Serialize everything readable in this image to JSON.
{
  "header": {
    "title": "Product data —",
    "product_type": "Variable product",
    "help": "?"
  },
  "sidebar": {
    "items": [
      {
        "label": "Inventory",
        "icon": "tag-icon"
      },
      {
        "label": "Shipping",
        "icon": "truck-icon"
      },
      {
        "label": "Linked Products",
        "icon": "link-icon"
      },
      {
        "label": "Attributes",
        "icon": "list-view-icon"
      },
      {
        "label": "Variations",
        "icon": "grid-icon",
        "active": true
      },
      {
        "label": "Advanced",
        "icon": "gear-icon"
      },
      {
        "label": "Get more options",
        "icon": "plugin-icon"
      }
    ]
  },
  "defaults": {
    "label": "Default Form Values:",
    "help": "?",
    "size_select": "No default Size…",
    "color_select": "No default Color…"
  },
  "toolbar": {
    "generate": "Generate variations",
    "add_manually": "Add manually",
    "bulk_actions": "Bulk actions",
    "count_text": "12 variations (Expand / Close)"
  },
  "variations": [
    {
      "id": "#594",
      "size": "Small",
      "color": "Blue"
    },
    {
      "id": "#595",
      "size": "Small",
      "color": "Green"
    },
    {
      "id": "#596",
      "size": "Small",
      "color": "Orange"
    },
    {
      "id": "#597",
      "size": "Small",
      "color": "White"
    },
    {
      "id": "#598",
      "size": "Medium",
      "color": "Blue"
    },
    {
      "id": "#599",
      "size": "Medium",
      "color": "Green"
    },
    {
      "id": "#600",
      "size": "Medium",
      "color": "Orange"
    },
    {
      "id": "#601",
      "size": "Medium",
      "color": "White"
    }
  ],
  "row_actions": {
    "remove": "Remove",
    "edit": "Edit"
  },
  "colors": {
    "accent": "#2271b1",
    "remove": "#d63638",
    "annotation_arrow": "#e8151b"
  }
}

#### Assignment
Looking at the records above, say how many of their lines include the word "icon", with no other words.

#### Written answer
7